• OZ Minerals boss Andrew Cole says green premiums are coming for ESG compliant battery metals like nickel and copper
  • Traceability a key component of OZ’s search for a strategic partner at West Musgrave nickel-copper mine
  • Cole confident OZ can create value even if BHP declines to up its rejected $25 per share bid

One of Australia’s leading mining executives says a price differential will open up in future between green commodities and those that can’t prove their ESG credentials.

OZ Minerals (ASX:OZL) boss Andrew Cole says a decision to dole out a strategic minority stake in the copper, gold and soon to be nickel miner’s $1.7 billion West Musgrave nickel and copper mine will be heavily based on which partner can help provide traceability through the supply chain.

“We are setting this company up to produce clean, green, environmentally friendly commodities that are supported by traditional owners as partners in a very safe jurisdiction,” he said.

“So these are commodities that will be sought after in a world which is very rapidly changing and very rapidly demanding it, so these are commodities that we’re setting up to be able to put into a market like that.

“With copper concentrates, nickel concentrates, by selling these into a smelter it makes it harder for traceability through the system, because they generally get blended.

“So we are looking at opportunities to be able to provide traceability from the minerals in the ground through a value chain for the end customer.”

While other western battery metals producers have described ESG more as a ‘ticket to ride’, Cole believes a premium or tax will be opened up between those who can prove the provenance of their products and those who can’t.

“The partner that we are looking for is a strategic partner who can help build traceability of those commodities down the value chain, and then could leverage those commodities in their customer set as clean green products,” he said.

“Because I do believe and we do believe as a company that in the future there will be a structural pricing difference between clean green commodities and those that have not.

“Now whether that’s a price premium or a tax for those who are not doesn’t really make a difference, it will still be structurally different.”

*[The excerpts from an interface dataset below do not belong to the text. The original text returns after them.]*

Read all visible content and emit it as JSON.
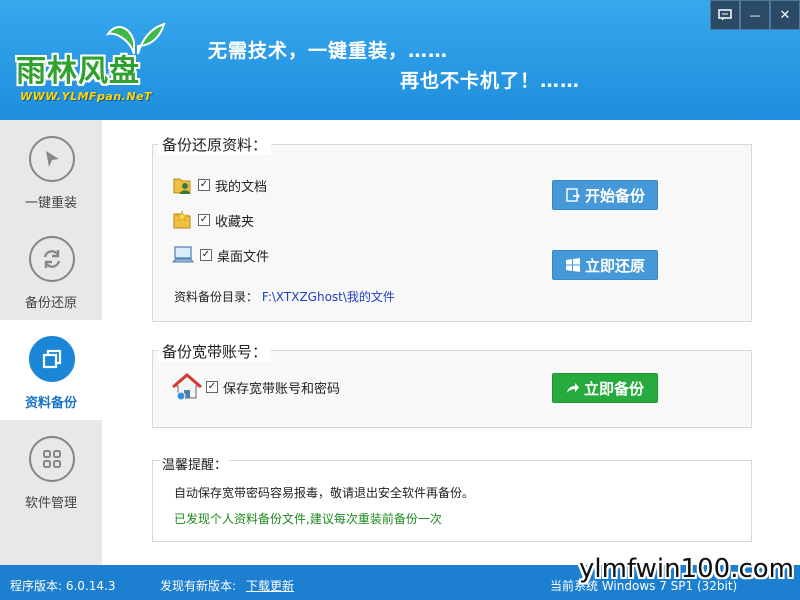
{
  "header": {
    "logo_text": "雨林风盘",
    "logo_url": "WWW.YLMFpan.NeT",
    "slogan_line1": "无需技术，一键重装，……",
    "slogan_line2": "再也不卡机了！……"
  },
  "window_controls": {
    "feedback_icon": "feedback-icon",
    "minimize": "－",
    "close": "✕"
  },
  "sidebar": {
    "items": [
      {
        "label": "一键重装",
        "icon": "cursor-arrow-icon"
      },
      {
        "label": "备份还原",
        "icon": "refresh-icon"
      },
      {
        "label": "资料备份",
        "icon": "copy-icon",
        "active": true
      },
      {
        "label": "软件管理",
        "icon": "grid-icon"
      }
    ]
  },
  "backup_restore": {
    "title": "备份还原资料：",
    "items": [
      {
        "label": "我的文档",
        "checked": true,
        "icon": "user-folder-icon"
      },
      {
        "label": "收藏夹",
        "checked": true,
        "icon": "favorites-folder-icon"
      },
      {
        "label": "桌面文件",
        "checked": true,
        "icon": "desktop-icon"
      }
    ],
    "start_backup_label": "开始备份",
    "restore_label": "立即还原",
    "dir_label": "资料备份目录：",
    "dir_value": "F:\\XTXZGhost\\我的文件"
  },
  "broadband": {
    "title": "备份宽带账号：",
    "item_label": "保存宽带账号和密码",
    "checked": true,
    "backup_now_label": "立即备份"
  },
  "tips": {
    "title": "温馨提醒：",
    "line1": "自动保存宽带密码容易报毒，敬请退出安全软件再备份。",
    "line2": "已发现个人资料备份文件,建议每次重装前备份一次"
  },
  "statusbar": {
    "version": "程序版本: 6.0.14.3",
    "new_version_label": "发现有新版本:",
    "download_link": "下载更新",
    "system_label": "当前系统 Windows 7 SP1 (32bit)"
  },
  "watermark": "ylmfwin100.com",
  "colors": {
    "header_blue": "#2596e4",
    "accent_blue": "#1b86d8",
    "button_blue": "#4699d9",
    "button_green": "#27ab3e",
    "tip_green": "#1d8a1d",
    "path_blue": "#2040c8"
  }
}
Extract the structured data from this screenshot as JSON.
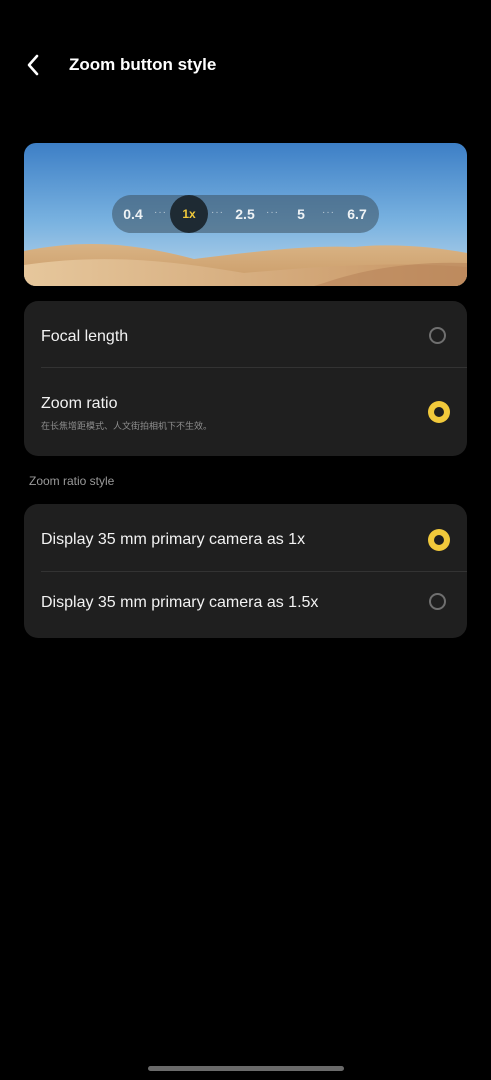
{
  "header": {
    "title": "Zoom button style"
  },
  "preview": {
    "zoom_values": [
      "0.4",
      "1x",
      "2.5",
      "5",
      "6.7"
    ],
    "dots": "···"
  },
  "zoom_mode": {
    "options": [
      {
        "label": "Focal length",
        "selected": false
      },
      {
        "label": "Zoom ratio",
        "subtitle": "在长焦增距模式、人文街拍相机下不生效。",
        "selected": true
      }
    ]
  },
  "zoom_ratio_style": {
    "label": "Zoom ratio style",
    "options": [
      {
        "label": "Display 35 mm primary camera as 1x",
        "selected": true
      },
      {
        "label": "Display 35 mm primary camera as 1.5x",
        "selected": false
      }
    ]
  },
  "colors": {
    "accent": "#f1c93b",
    "card": "#1f1f1f",
    "background": "#000000"
  }
}
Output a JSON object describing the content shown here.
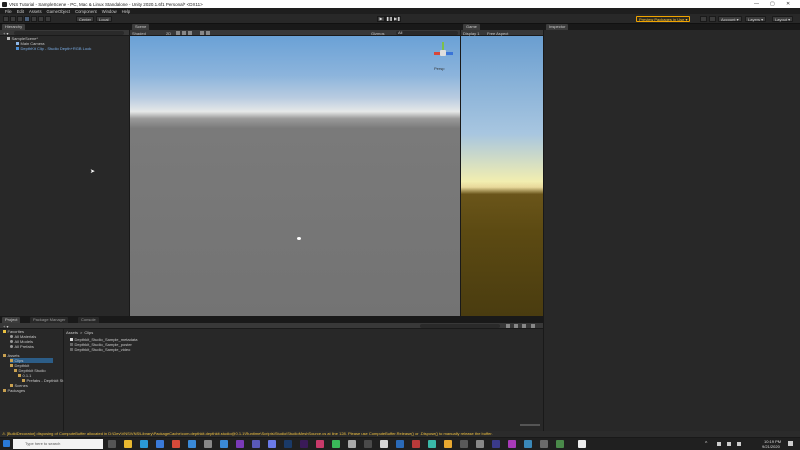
{
  "window": {
    "title": "VNS Tutorial - SampleScene - PC, Mac & Linux Standalone - Unity 2020.1.6f1 Personal* <DX11>",
    "controls": [
      "—",
      "▢",
      "✕"
    ]
  },
  "menu": [
    "File",
    "Edit",
    "Assets",
    "GameObject",
    "Component",
    "Window",
    "Help"
  ],
  "toolbar": {
    "center_label": "Center",
    "local_label": "Local",
    "preview_packages": "Preview Packages in Use ▾",
    "account_label": "Account ▾",
    "layers_label": "Layers ▾",
    "layout_label": "Layout ▾"
  },
  "hierarchy": {
    "tab": "Hierarchy",
    "items": [
      {
        "label": "SampleScene*",
        "selected": false
      },
      {
        "label": "Main Camera",
        "selected": false
      },
      {
        "label": "DepthKit Clip - Studio Depth+RGB Look",
        "selected": true
      }
    ]
  },
  "scene": {
    "tab": "Scene",
    "shading": "Shaded",
    "mode_2d": "2D",
    "gizmos": "Gizmos",
    "search": "All",
    "persp": "Persp"
  },
  "game": {
    "tab": "Game",
    "display": "Display 1",
    "aspect": "Free Aspect"
  },
  "inspector": {
    "tab": "Inspector"
  },
  "project": {
    "tabs": [
      "Project",
      "Package Manager",
      "Console"
    ],
    "breadcrumb": [
      "Assets",
      "Clips"
    ],
    "tree": [
      {
        "label": "Favorites",
        "indent": 0
      },
      {
        "label": "All Materials",
        "indent": 1
      },
      {
        "label": "All Models",
        "indent": 1
      },
      {
        "label": "All Prefabs",
        "indent": 1
      },
      {
        "label": "Assets",
        "indent": 0
      },
      {
        "label": "Clips",
        "indent": 1,
        "selected": true
      },
      {
        "label": "Depthkit",
        "indent": 1
      },
      {
        "label": "Depthkit Studio",
        "indent": 2
      },
      {
        "label": "0.1.1",
        "indent": 3
      },
      {
        "label": "Prefabs - Depthkit St",
        "indent": 4
      },
      {
        "label": "Scenes",
        "indent": 1
      },
      {
        "label": "Packages",
        "indent": 0
      }
    ],
    "files": [
      "Depthkit_Studio_Sample_metadata",
      "Depthkit_Studio_Sample_poster",
      "Depthkit_Studio_Sample_video"
    ]
  },
  "status": {
    "message": "[BuildDecorator] disposing of ComputeBuffer allocated in D:\\Dev\\VNS\\VNS\\Library\\PackageCache\\com.depthkit.depthkit.studio@0.1.1\\Runtime\\Scripts\\Studio\\StudioMeshSource.cs at line 128. Please use ComputeBuffer.Release() or .Dispose() to manually release the buffer."
  },
  "taskbar": {
    "search_placeholder": "Type here to search",
    "time": "10:19 PM",
    "date": "9/21/2020"
  }
}
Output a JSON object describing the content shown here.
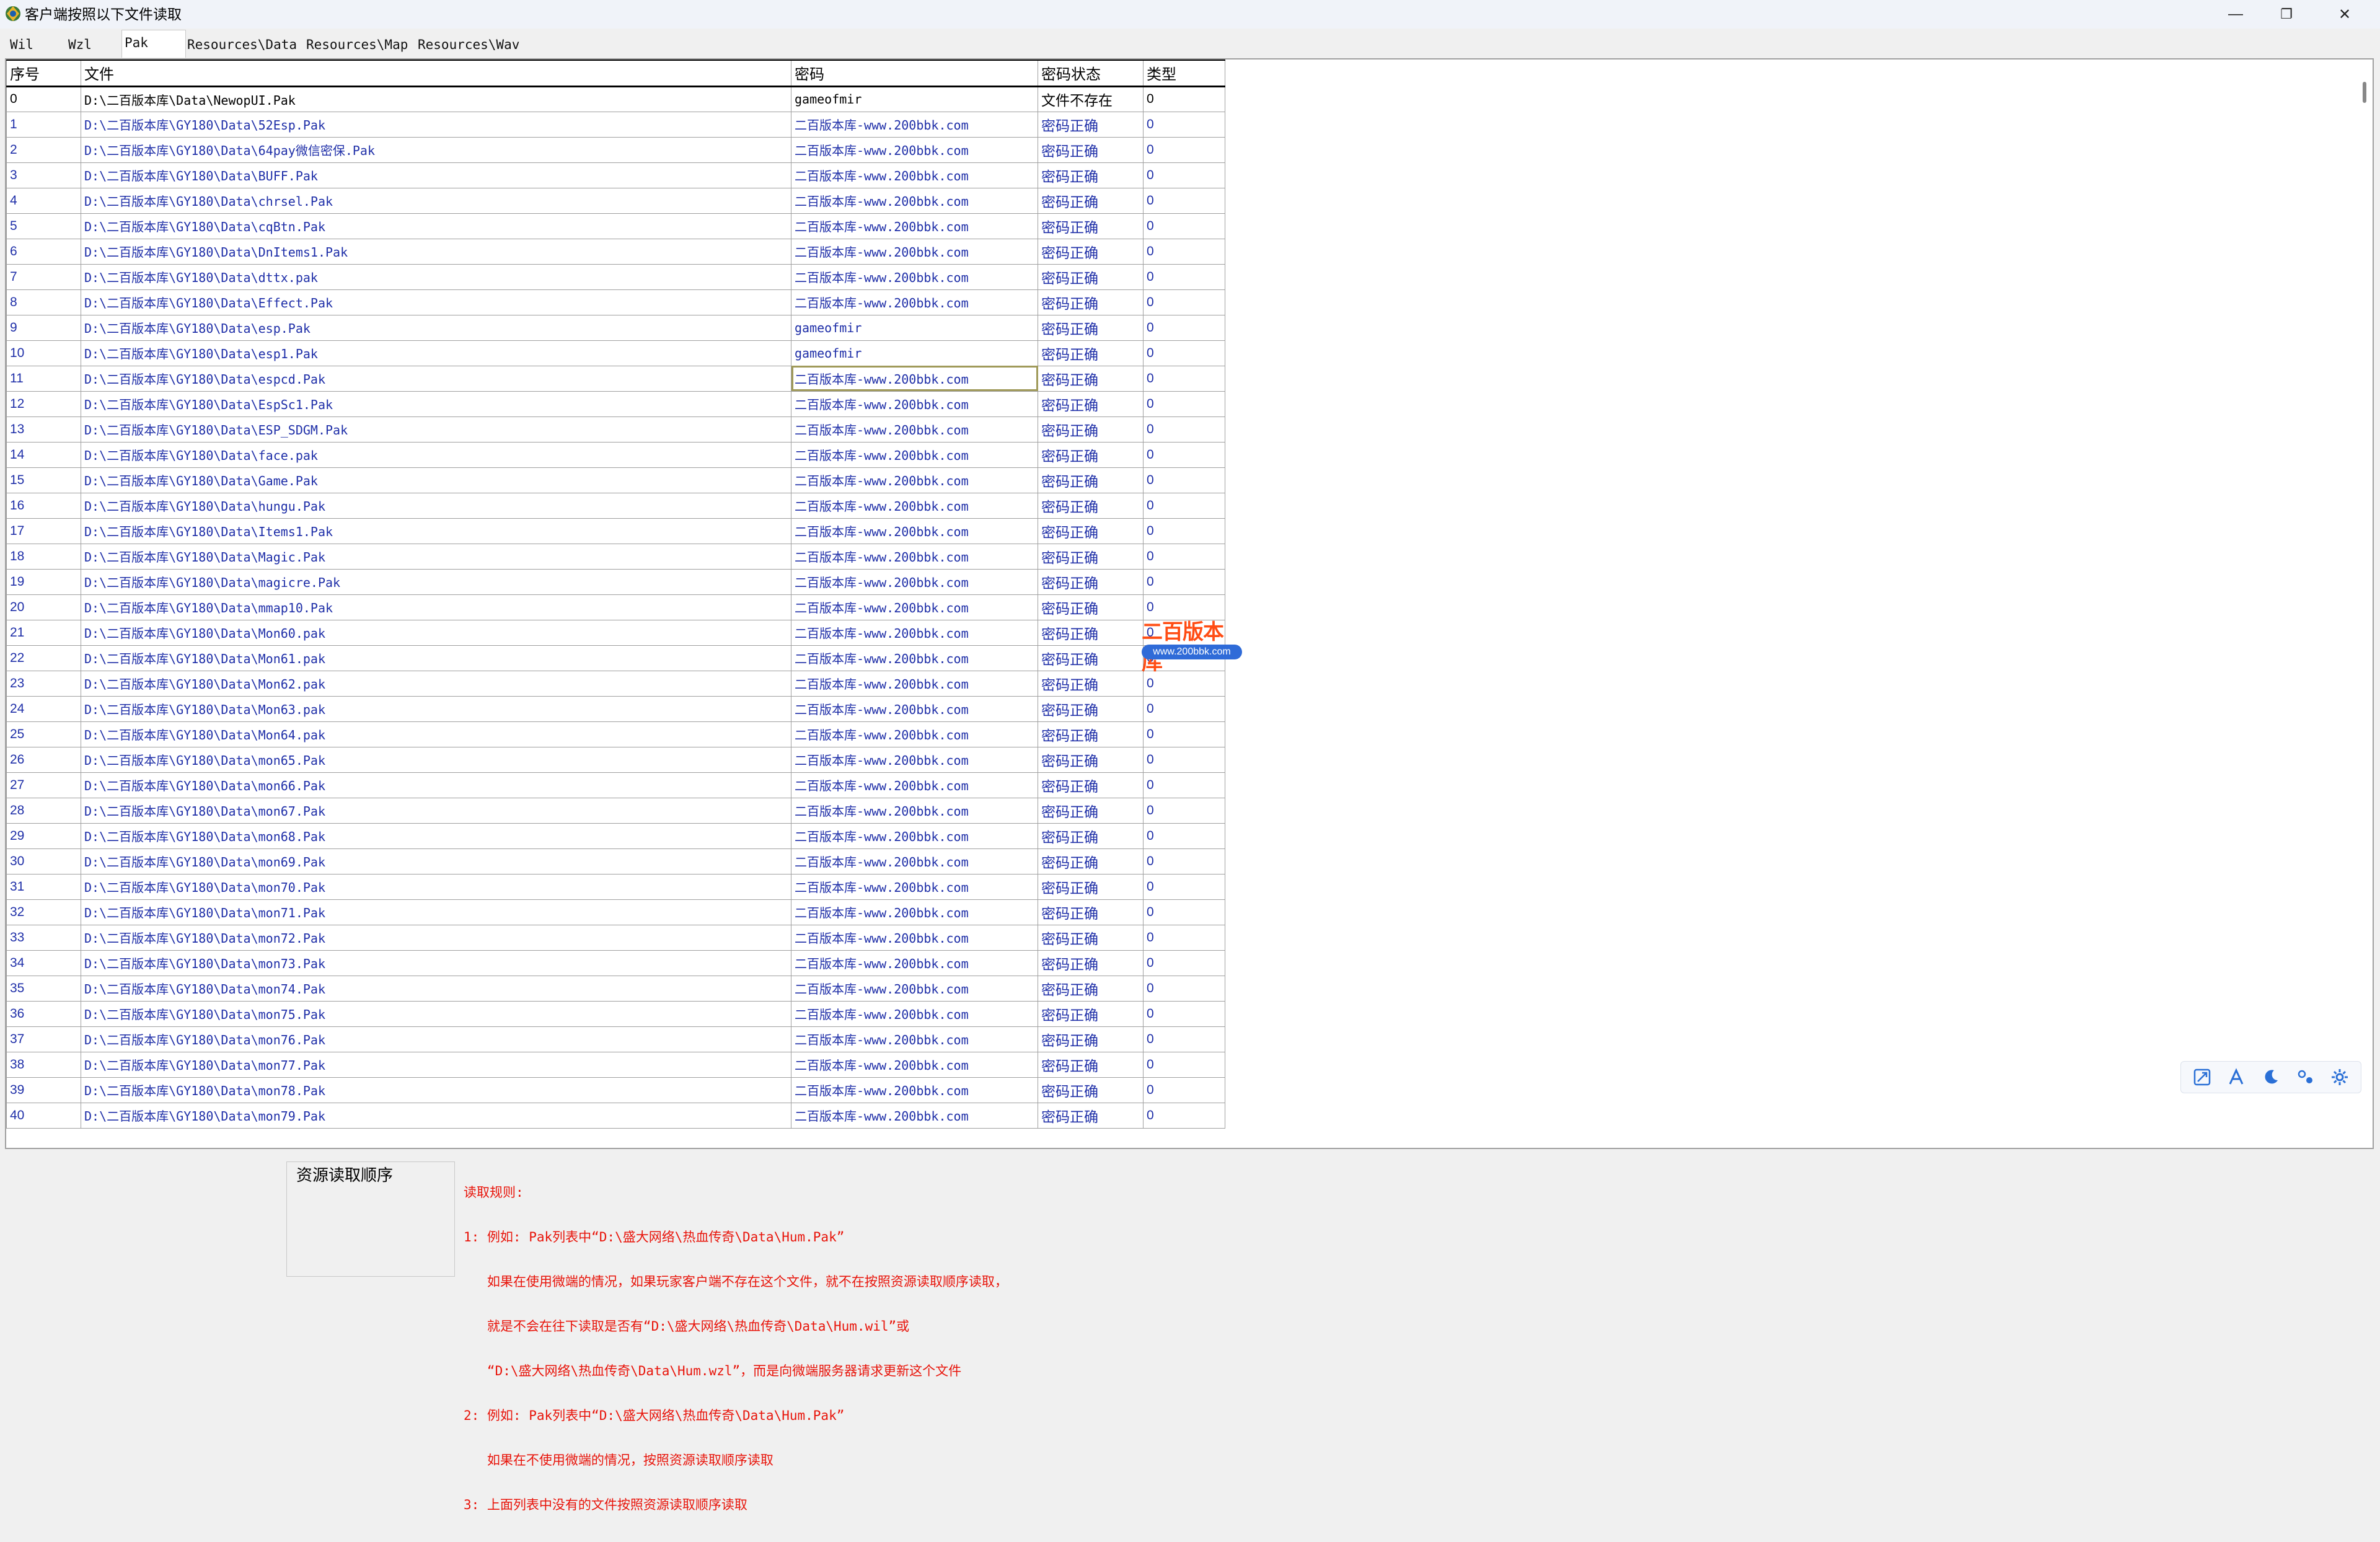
{
  "window": {
    "title": "客户端按照以下文件读取",
    "minimize_glyph": "—",
    "restore_glyph": "❐",
    "close_glyph": "✕"
  },
  "tabs": [
    "Wil",
    "Wzl",
    "Pak",
    "Resources\\Data",
    "Resources\\Map",
    "Resources\\Wav"
  ],
  "active_tab": "Pak",
  "grid": {
    "headers": [
      "序号",
      "文件",
      "密码",
      "密码状态",
      "类型"
    ],
    "rows": [
      [
        "0",
        "D:\\二百版本库\\Data\\NewopUI.Pak",
        "gameofmir",
        "文件不存在",
        "0"
      ],
      [
        "1",
        "D:\\二百版本库\\GY180\\Data\\52Esp.Pak",
        "二百版本库-www.200bbk.com",
        "密码正确",
        "0"
      ],
      [
        "2",
        "D:\\二百版本库\\GY180\\Data\\64pay微信密保.Pak",
        "二百版本库-www.200bbk.com",
        "密码正确",
        "0"
      ],
      [
        "3",
        "D:\\二百版本库\\GY180\\Data\\BUFF.Pak",
        "二百版本库-www.200bbk.com",
        "密码正确",
        "0"
      ],
      [
        "4",
        "D:\\二百版本库\\GY180\\Data\\chrsel.Pak",
        "二百版本库-www.200bbk.com",
        "密码正确",
        "0"
      ],
      [
        "5",
        "D:\\二百版本库\\GY180\\Data\\cqBtn.Pak",
        "二百版本库-www.200bbk.com",
        "密码正确",
        "0"
      ],
      [
        "6",
        "D:\\二百版本库\\GY180\\Data\\DnItems1.Pak",
        "二百版本库-www.200bbk.com",
        "密码正确",
        "0"
      ],
      [
        "7",
        "D:\\二百版本库\\GY180\\Data\\dttx.pak",
        "二百版本库-www.200bbk.com",
        "密码正确",
        "0"
      ],
      [
        "8",
        "D:\\二百版本库\\GY180\\Data\\Effect.Pak",
        "二百版本库-www.200bbk.com",
        "密码正确",
        "0"
      ],
      [
        "9",
        "D:\\二百版本库\\GY180\\Data\\esp.Pak",
        "gameofmir",
        "密码正确",
        "0"
      ],
      [
        "10",
        "D:\\二百版本库\\GY180\\Data\\esp1.Pak",
        "gameofmir",
        "密码正确",
        "0"
      ],
      [
        "11",
        "D:\\二百版本库\\GY180\\Data\\espcd.Pak",
        "二百版本库-www.200bbk.com",
        "密码正确",
        "0"
      ],
      [
        "12",
        "D:\\二百版本库\\GY180\\Data\\EspSc1.Pak",
        "二百版本库-www.200bbk.com",
        "密码正确",
        "0"
      ],
      [
        "13",
        "D:\\二百版本库\\GY180\\Data\\ESP_SDGM.Pak",
        "二百版本库-www.200bbk.com",
        "密码正确",
        "0"
      ],
      [
        "14",
        "D:\\二百版本库\\GY180\\Data\\face.pak",
        "二百版本库-www.200bbk.com",
        "密码正确",
        "0"
      ],
      [
        "15",
        "D:\\二百版本库\\GY180\\Data\\Game.Pak",
        "二百版本库-www.200bbk.com",
        "密码正确",
        "0"
      ],
      [
        "16",
        "D:\\二百版本库\\GY180\\Data\\hungu.Pak",
        "二百版本库-www.200bbk.com",
        "密码正确",
        "0"
      ],
      [
        "17",
        "D:\\二百版本库\\GY180\\Data\\Items1.Pak",
        "二百版本库-www.200bbk.com",
        "密码正确",
        "0"
      ],
      [
        "18",
        "D:\\二百版本库\\GY180\\Data\\Magic.Pak",
        "二百版本库-www.200bbk.com",
        "密码正确",
        "0"
      ],
      [
        "19",
        "D:\\二百版本库\\GY180\\Data\\magicre.Pak",
        "二百版本库-www.200bbk.com",
        "密码正确",
        "0"
      ],
      [
        "20",
        "D:\\二百版本库\\GY180\\Data\\mmap10.Pak",
        "二百版本库-www.200bbk.com",
        "密码正确",
        "0"
      ],
      [
        "21",
        "D:\\二百版本库\\GY180\\Data\\Mon60.pak",
        "二百版本库-www.200bbk.com",
        "密码正确",
        "0"
      ],
      [
        "22",
        "D:\\二百版本库\\GY180\\Data\\Mon61.pak",
        "二百版本库-www.200bbk.com",
        "密码正确",
        "0"
      ],
      [
        "23",
        "D:\\二百版本库\\GY180\\Data\\Mon62.pak",
        "二百版本库-www.200bbk.com",
        "密码正确",
        "0"
      ],
      [
        "24",
        "D:\\二百版本库\\GY180\\Data\\Mon63.pak",
        "二百版本库-www.200bbk.com",
        "密码正确",
        "0"
      ],
      [
        "25",
        "D:\\二百版本库\\GY180\\Data\\Mon64.pak",
        "二百版本库-www.200bbk.com",
        "密码正确",
        "0"
      ],
      [
        "26",
        "D:\\二百版本库\\GY180\\Data\\mon65.Pak",
        "二百版本库-www.200bbk.com",
        "密码正确",
        "0"
      ],
      [
        "27",
        "D:\\二百版本库\\GY180\\Data\\mon66.Pak",
        "二百版本库-www.200bbk.com",
        "密码正确",
        "0"
      ],
      [
        "28",
        "D:\\二百版本库\\GY180\\Data\\mon67.Pak",
        "二百版本库-www.200bbk.com",
        "密码正确",
        "0"
      ],
      [
        "29",
        "D:\\二百版本库\\GY180\\Data\\mon68.Pak",
        "二百版本库-www.200bbk.com",
        "密码正确",
        "0"
      ],
      [
        "30",
        "D:\\二百版本库\\GY180\\Data\\mon69.Pak",
        "二百版本库-www.200bbk.com",
        "密码正确",
        "0"
      ],
      [
        "31",
        "D:\\二百版本库\\GY180\\Data\\mon70.Pak",
        "二百版本库-www.200bbk.com",
        "密码正确",
        "0"
      ],
      [
        "32",
        "D:\\二百版本库\\GY180\\Data\\mon71.Pak",
        "二百版本库-www.200bbk.com",
        "密码正确",
        "0"
      ],
      [
        "33",
        "D:\\二百版本库\\GY180\\Data\\mon72.Pak",
        "二百版本库-www.200bbk.com",
        "密码正确",
        "0"
      ],
      [
        "34",
        "D:\\二百版本库\\GY180\\Data\\mon73.Pak",
        "二百版本库-www.200bbk.com",
        "密码正确",
        "0"
      ],
      [
        "35",
        "D:\\二百版本库\\GY180\\Data\\mon74.Pak",
        "二百版本库-www.200bbk.com",
        "密码正确",
        "0"
      ],
      [
        "36",
        "D:\\二百版本库\\GY180\\Data\\mon75.Pak",
        "二百版本库-www.200bbk.com",
        "密码正确",
        "0"
      ],
      [
        "37",
        "D:\\二百版本库\\GY180\\Data\\mon76.Pak",
        "二百版本库-www.200bbk.com",
        "密码正确",
        "0"
      ],
      [
        "38",
        "D:\\二百版本库\\GY180\\Data\\mon77.Pak",
        "二百版本库-www.200bbk.com",
        "密码正确",
        "0"
      ],
      [
        "39",
        "D:\\二百版本库\\GY180\\Data\\mon78.Pak",
        "二百版本库-www.200bbk.com",
        "密码正确",
        "0"
      ],
      [
        "40",
        "D:\\二百版本库\\GY180\\Data\\mon79.Pak",
        "二百版本库-www.200bbk.com",
        "密码正确",
        "0"
      ]
    ]
  },
  "watermark": {
    "logo_text": "二百版本库",
    "url": "www.200bbk.com"
  },
  "float_toolbar": {
    "icons": [
      "image-search-icon",
      "text-icon",
      "moon-icon",
      "translate-icon",
      "gear-icon"
    ]
  },
  "bottom": {
    "order_label": "资源读取顺序",
    "rules": [
      "读取规则:",
      "1: 例如: Pak列表中“D:\\盛大网络\\热血传奇\\Data\\Hum.Pak”",
      "   如果在使用微端的情况，如果玩家客户端不存在这个文件，就不在按照资源读取顺序读取，",
      "   就是不会在往下读取是否有“D:\\盛大网络\\热血传奇\\Data\\Hum.wil”或",
      "   “D:\\盛大网络\\热血传奇\\Data\\Hum.wzl”，而是向微端服务器请求更新这个文件",
      "2: 例如: Pak列表中“D:\\盛大网络\\热血传奇\\Data\\Hum.Pak”",
      "   如果在不使用微端的情况，按照资源读取顺序读取",
      "3: 上面列表中没有的文件按照资源读取顺序读取"
    ]
  },
  "colors": {
    "row_text": "#1f2fa8",
    "rules_text": "#e8140a",
    "watermark_text": "#ff4d14",
    "watermark_pill": "#2f6bd8"
  }
}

A different nickel

A study is due this quarter on the construction at West Musgrave of a downstream nickel processing plant to produce a mixed hydroxide product for direct sales to customers, rather than through a smelter and refinery.

That is the process that would be used if BHP (ASX:BHP), which once owned West Musgrave, selling it for peanuts to junior Cassini Resources, would use if it got its hands on it now.

BHP was trying to flog its unloved and at the time unlovable nickel assets but was unable to find a buyer.

Eight years down the line and nickel’s role in EV batteries has made the Nickel West division it once let camp begrudgingly in its house a key part of its iron ore and coal dominated business.

An unsuccessful $8.4 billion bid for OZ Minerals at $25 a share in August was largely about the benefits of integrating OZ’s Carrapateena and Prominent Hill mines into its portfolio.

But the prospect of adding production to Nickel West through the now studied and approved West Musgrave nickel and copper mine was an added bonus.

OZ shares briefly dropped below BHP’s $25 offer price today after announcing production of 30,012t of copper and 56,334oz gold in the September quarter.

While copper guidance was maintained at 120,000-135,000t, gold production has been cut from 208,000-230,000oz to 203,000-220,000oz for 2022.

All in sustaining costs fell from 210 US cents a pound to 190.4 US cents, with guidance lifted from 160-180c to 175-195c.

BHP boss Mike Henry has been playing hard ball with the idea of lifting the OZ cash bid and giving the copper miner’s board and shareholders the payout they would need to sell up, referring to OZ as a nice to have not a must have on numerous occasions.

Cole has been just as stubborn on his end, telling analysts today he’s not worried about eroding the value of the company – which shot up over 30% on the day the BHP offer was revealed – if it becomes apparent to investors no deal will be reached.

“I think we’ve demonstrated the confidence (in OZ’s value) by rejecting the bid in the first place,” he said.

“We’re not assessing the value we create for our stakeholders on one day’s share price trading, we assess the value we’re creating over long term value.

“And that’s created through a number of channels that we believe that we can create … value above $25 a share over the medium to long term.

“And I think we’ve demonstrated that we’ve got the capability to do that and I think we definitely have a pipeline in order to do that.”


And… on the markets today

Pilbara Minerals (ASX:PLS) was the big large cap winner after making another record spodumene sale through its auction process, selling a 5000dmt cargo for a 6% equivalent price of US$8000/t.

Battery metals dominated the early trade – as you can read in our lunch time Ground Breakers column here – while the materials sector generally just 2.51% up.

Energy closed 0.74% higher on a bright day for the ASX 200, up 1.54%.

Among the mid-tiers graphite anode materials play Novonix (ASX:NVX) was the big winner, charging 33.5% on no news.

The company was the recipient of a major grant from the US Department of Energy announced last week.


Monstars share price today: